The greatest prime number
If q is the greatest prime number, then there are only finitely
many primes, certainly no more than q1. Therefore they can be numbered:
p(1), p(2), ..., p(m), with m less than q1, of course. The
properties of the number
L:= p(1) p(2)... p(m) q + 1
are quite paradoxical. Being greater than q, it is not prime. On the
other hand, none of the numbers p(1), p(2), ..., p(m), q being its
divisor, L has no natural divisors other than 1 and itself, so it
is prime. Therefore there must be some error in its definition.

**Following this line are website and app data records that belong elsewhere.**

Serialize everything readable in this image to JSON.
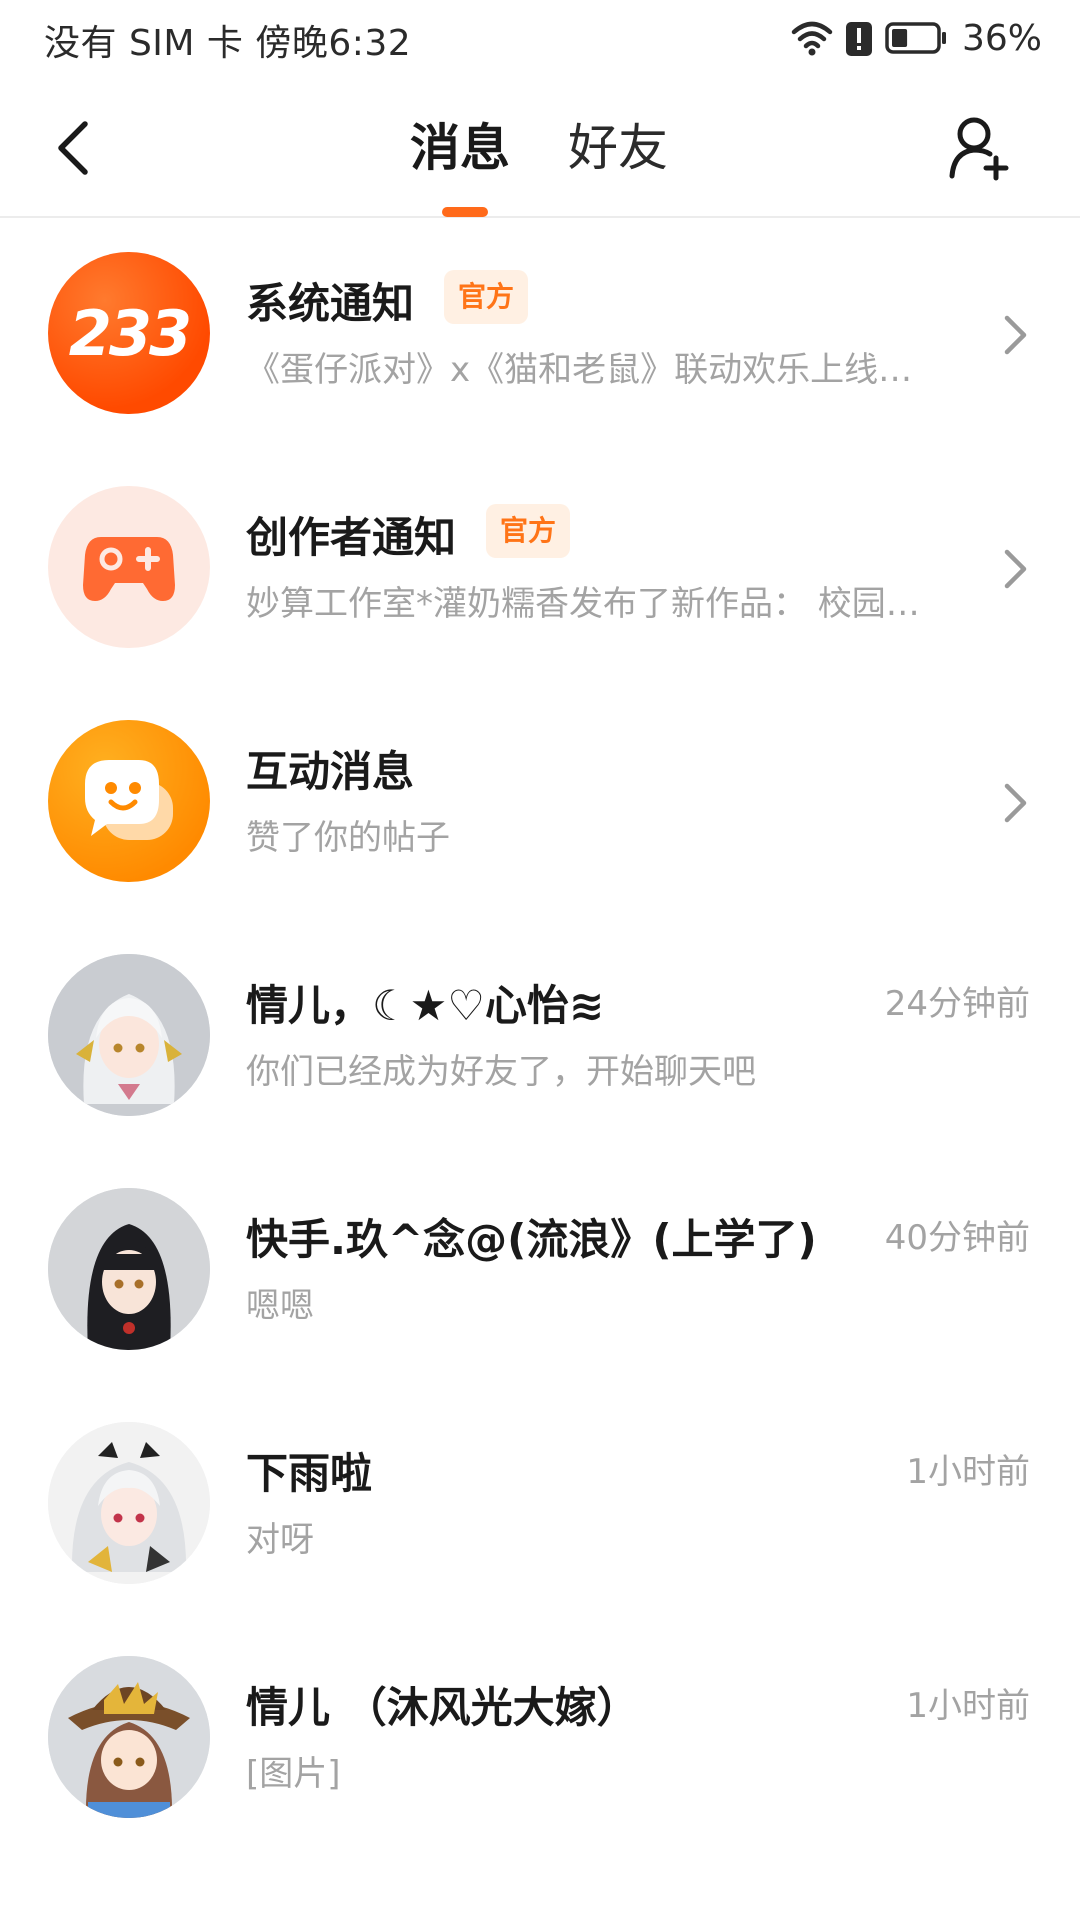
{
  "status_bar": {
    "left_text": "没有 SIM 卡 傍晚6:32",
    "battery_percent": "36%",
    "battery_level": 0.36
  },
  "header": {
    "tabs": [
      {
        "label": "消息",
        "active": true
      },
      {
        "label": "好友",
        "active": false
      }
    ],
    "accent_color": "#ff6a1a"
  },
  "messages": [
    {
      "type": "system",
      "title": "系统通知",
      "badge": "官方",
      "preview": "《蛋仔派对》x《猫和老鼠》联动欢乐上线…",
      "avatar_text": "233"
    },
    {
      "type": "creator",
      "title": "创作者通知",
      "badge": "官方",
      "preview": "妙算工作室*灌奶糯香发布了新作品： 校园…"
    },
    {
      "type": "interaction",
      "title": "互动消息",
      "preview": "赞了你的帖子"
    },
    {
      "type": "chat",
      "title": "情儿，☾★♡心怡≋",
      "preview": "你们已经成为好友了，开始聊天吧",
      "time": "24分钟前",
      "avatar_hint": "white-hair-girl"
    },
    {
      "type": "chat",
      "title": "快手.玖^念@(流浪》(上学了)",
      "preview": "嗯嗯",
      "time": "40分钟前",
      "avatar_hint": "black-hair-girl"
    },
    {
      "type": "chat",
      "title": "下雨啦",
      "preview": "对呀",
      "time": "1小时前",
      "avatar_hint": "silver-hair-girl"
    },
    {
      "type": "chat",
      "title": "情儿 （沐风光大嫁）",
      "preview": "[图片]",
      "time": "1小时前",
      "avatar_hint": "hat-girl"
    }
  ]
}
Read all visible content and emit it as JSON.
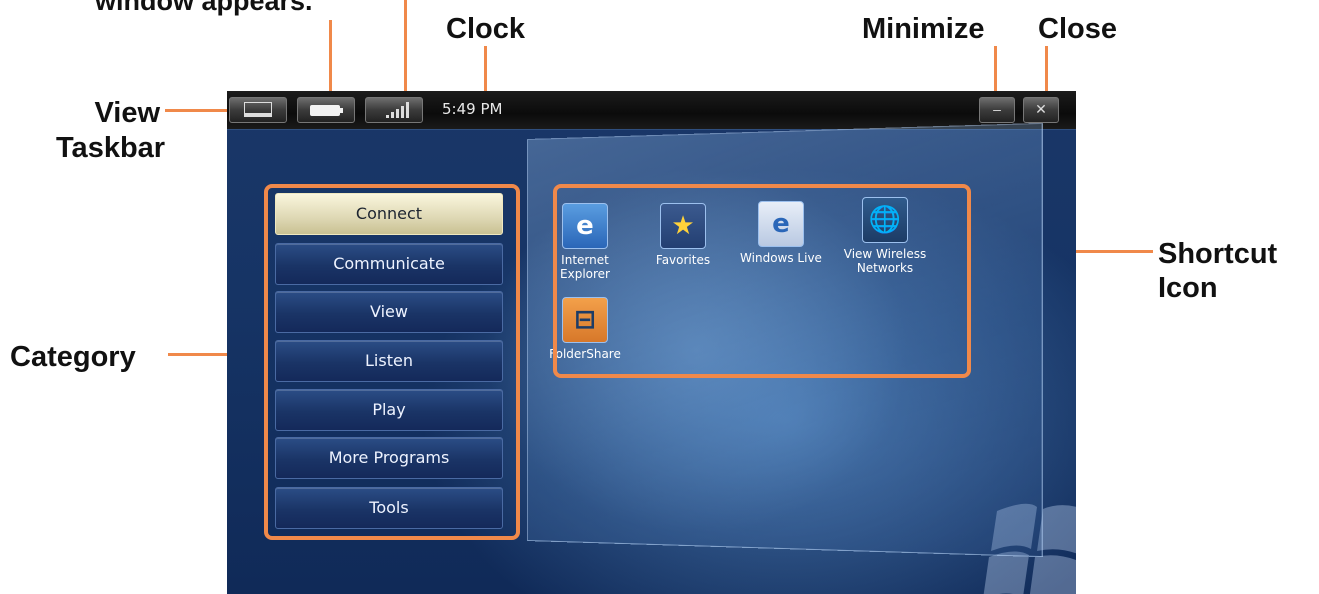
{
  "callouts": {
    "window_appears": "window appears.",
    "clock": "Clock",
    "minimize": "Minimize",
    "close": "Close",
    "view_taskbar_line1": "View",
    "view_taskbar_line2": "Taskbar",
    "category": "Category",
    "shortcut_icon_line1": "Shortcut",
    "shortcut_icon_line2": "Icon"
  },
  "topbar": {
    "clock_text": "5:49 PM",
    "buttons": [
      "view-taskbar",
      "battery",
      "signal"
    ],
    "minimize_symbol": "–",
    "close_symbol": "✕"
  },
  "categories": [
    {
      "label": "Connect",
      "active": true
    },
    {
      "label": "Communicate",
      "active": false
    },
    {
      "label": "View",
      "active": false
    },
    {
      "label": "Listen",
      "active": false
    },
    {
      "label": "Play",
      "active": false
    },
    {
      "label": "More Programs",
      "active": false
    },
    {
      "label": "Tools",
      "active": false
    }
  ],
  "shortcuts": [
    {
      "label": "Internet Explorer",
      "icon": "internet-explorer-icon"
    },
    {
      "label": "Favorites",
      "icon": "star-icon"
    },
    {
      "label": "Windows Live",
      "icon": "windows-live-icon"
    },
    {
      "label": "View Wireless Networks",
      "icon": "wireless-globe-icon"
    },
    {
      "label": "FolderShare",
      "icon": "foldershare-icon"
    }
  ],
  "colors": {
    "callout_accent": "#f0894a",
    "desktop_blue": "#163465",
    "active_category": "#f5f0d2"
  }
}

The only
uncertain moment in the definition, however, was the assumption that there
is a greatest prime number. Hence it is this assumption that must be false.
Historically speaking, this is the first mathematical theorem which
claims that there is infinitely many of something. It was proved about
2300 years ago, most probably by Euclid.
Notwithstanding, more or less scientific journals bring now and then
new information that the greatest prime number is  to give a real example
of January, 1994  the number 2^{859433}1. Obviously, what is meant here
is that this is the greatest prime number that we can write down at the
given moment e.g. in the decimal system. Searching for such numbers seems
to be a good job. Indeed, there is no end to it.
M.K.